How to Support Adaptive Reuse of Historic Buildings
From historic power plants to breweries to schoolhouses, the adaptive reuse potential of old buildings is seemingly limitless. Today’s toolkit features tips to help you promote reuse in your own community, along with several examples of successful reuse projects to help inspire your work.
First, five preservation tips regarding reuse projects:
Do your homework.
Research building reuse successes and missed opportunities in your community. This will help you be a stronger advocate for preserving the character of your community’s vacant and threatened historic buildings.
Contact your state historic preservation office and local planning department.
Preservation professionals can provide additional guidance and local resources for promoting building reuse in your community. The local planning department can address how zoning and building regulations may enable or hinder reuse.
Let your voice be heard.
Explain to your local officials that building reuse is an important contributor to the economic and social well-being of your community. Encourage them to remove regulatory barriers to reuse and modernize zoning and building regulations. Consider sharing your views by writing to your city council members or by speaking at one of their meetings.
Support businesses and organizations that adaptively reuse historic buildings.
From big-box retailers to locally owned businesses and nonprofit institutions, diverse groups and individuals are adaptively reusing historic buildings in creative ways across the country. (See case studies in the next section.) Do your part by patronizing these preservation-friendly organizations.
Share on social media.
Posting photos and commentary on favorite reuse projects in your community is a great way to spread the word about the value of adaptive reuse. Learn more about getting the word out with our How to Save Place Series.
Next, five examples of successful reuse projects to get you started:
Downtown Los Angeles.
Throughout the city, innovative reuse projects are showing how diverse older buildings can be repurposed to meet the marketplace’s changing demands.
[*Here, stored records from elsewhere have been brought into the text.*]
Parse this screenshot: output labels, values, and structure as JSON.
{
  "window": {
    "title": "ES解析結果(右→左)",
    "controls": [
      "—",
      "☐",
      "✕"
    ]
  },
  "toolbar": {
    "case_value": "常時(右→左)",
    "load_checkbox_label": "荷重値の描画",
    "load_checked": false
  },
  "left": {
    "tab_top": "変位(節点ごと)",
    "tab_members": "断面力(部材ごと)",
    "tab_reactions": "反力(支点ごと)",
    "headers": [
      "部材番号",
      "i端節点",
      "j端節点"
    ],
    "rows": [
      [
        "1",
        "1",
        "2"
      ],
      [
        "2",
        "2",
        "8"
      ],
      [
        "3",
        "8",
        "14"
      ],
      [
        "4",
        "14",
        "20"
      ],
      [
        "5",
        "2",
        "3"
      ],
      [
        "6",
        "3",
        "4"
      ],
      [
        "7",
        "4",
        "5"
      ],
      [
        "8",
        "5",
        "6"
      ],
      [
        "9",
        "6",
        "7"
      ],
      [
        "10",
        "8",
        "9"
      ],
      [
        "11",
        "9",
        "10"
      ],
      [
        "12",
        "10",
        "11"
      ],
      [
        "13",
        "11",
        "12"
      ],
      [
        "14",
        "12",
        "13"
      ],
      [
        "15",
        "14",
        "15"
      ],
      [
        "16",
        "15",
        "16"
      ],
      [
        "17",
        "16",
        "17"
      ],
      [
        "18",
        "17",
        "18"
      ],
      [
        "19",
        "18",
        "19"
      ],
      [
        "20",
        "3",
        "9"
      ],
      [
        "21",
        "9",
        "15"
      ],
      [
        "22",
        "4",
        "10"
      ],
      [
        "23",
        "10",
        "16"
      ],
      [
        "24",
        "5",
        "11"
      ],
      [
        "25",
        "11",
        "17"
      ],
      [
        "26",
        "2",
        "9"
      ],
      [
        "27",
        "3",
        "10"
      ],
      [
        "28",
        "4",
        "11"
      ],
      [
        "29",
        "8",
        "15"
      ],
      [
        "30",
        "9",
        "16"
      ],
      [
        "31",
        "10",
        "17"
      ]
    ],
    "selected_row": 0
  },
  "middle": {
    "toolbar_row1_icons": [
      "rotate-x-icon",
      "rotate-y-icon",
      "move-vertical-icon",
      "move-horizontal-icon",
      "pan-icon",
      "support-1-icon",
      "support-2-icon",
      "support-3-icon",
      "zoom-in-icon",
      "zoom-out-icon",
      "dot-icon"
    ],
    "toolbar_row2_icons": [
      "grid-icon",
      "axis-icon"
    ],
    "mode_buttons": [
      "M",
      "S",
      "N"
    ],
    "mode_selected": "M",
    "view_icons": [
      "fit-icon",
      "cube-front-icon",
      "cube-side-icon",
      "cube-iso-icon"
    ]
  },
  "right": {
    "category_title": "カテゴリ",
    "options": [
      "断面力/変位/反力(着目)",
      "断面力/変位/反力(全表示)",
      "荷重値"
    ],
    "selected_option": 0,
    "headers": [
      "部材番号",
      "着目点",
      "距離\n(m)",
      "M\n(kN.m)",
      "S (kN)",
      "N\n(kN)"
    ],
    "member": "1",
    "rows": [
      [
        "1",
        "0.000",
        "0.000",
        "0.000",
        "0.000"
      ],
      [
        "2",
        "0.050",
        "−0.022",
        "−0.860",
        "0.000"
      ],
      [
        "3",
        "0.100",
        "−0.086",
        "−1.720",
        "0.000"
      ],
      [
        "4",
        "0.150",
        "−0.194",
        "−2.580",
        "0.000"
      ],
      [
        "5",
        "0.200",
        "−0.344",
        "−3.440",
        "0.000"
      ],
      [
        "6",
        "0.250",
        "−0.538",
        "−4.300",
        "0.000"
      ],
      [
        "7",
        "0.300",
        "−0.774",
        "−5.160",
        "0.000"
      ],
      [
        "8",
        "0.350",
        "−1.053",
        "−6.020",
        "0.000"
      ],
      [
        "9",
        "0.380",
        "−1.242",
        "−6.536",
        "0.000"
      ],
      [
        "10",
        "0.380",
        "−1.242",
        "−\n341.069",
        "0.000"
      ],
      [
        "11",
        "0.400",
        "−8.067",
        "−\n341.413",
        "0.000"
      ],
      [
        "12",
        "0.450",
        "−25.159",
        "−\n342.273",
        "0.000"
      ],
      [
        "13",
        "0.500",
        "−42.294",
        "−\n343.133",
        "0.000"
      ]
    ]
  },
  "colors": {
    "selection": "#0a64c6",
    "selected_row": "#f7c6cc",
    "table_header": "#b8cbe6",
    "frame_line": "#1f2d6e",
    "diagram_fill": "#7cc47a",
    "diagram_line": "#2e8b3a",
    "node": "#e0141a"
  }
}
The city’s Adaptive Reuse Ordinance has helped encourage the reuse of historic buildings downtown, with some 14,000 residential units created in converted buildings between 1999 and 2013. The National Trust’s Preservation Green Lab is partnering with the Urban Land Institute to help other cities to learn from reuse best practices in Los Angeles.
Power Plant in St. Louis.
In 2010, Gilded Age developers and Environmental Operations, Inc. began restoring a former hospital power plant and looking for a tenant that could occupy its 10,000 square feet of space. Serendipitously, Climb So iLL, a local climbing gym, needed a large open space for their facility, and with the support of their partners, became the first occupants of the soaring plant space in 26 years. Learn more.
Pabst Brewhouse in Milwaukee.
Brewhouse Inn & Suites, a 90-room boutique hotel, opened in April 2013 in the 1892 building that was the original home of Pabst Blue Ribbon beer. The hotel used lumber salvaged from the building to make the headboards for its beds as well as the tables for its bar and extended-stay rooms.
The Navy Yard in Philadelphia.
Retailer Urban Outfitters moved its operations to Philadelphia's historic Navy Yard beginning with the purchase and rehabilitation of five abandoned industrial buildings. The project has sparked the rebirth and economic redevelopment of south Philadelphia. Learn more.
Skowhegan Jail in Skowhegan, Maine.
Amber Lambke thought that the jail would make a great grist mill when she toured the building in 2007. Today, Maine Grains in the Somerset Grist Mill sells flour and rolled oats at the Pickup Cafe (housed in the building) and through distribution companies throughout New England. Learn more.
Learning from Los Angeles is the first in a new series of research and policy reports from the Partnership for Building Reuse, a joint effort of the National Trust’s Preservation Green Lab and the Urban Land Institute.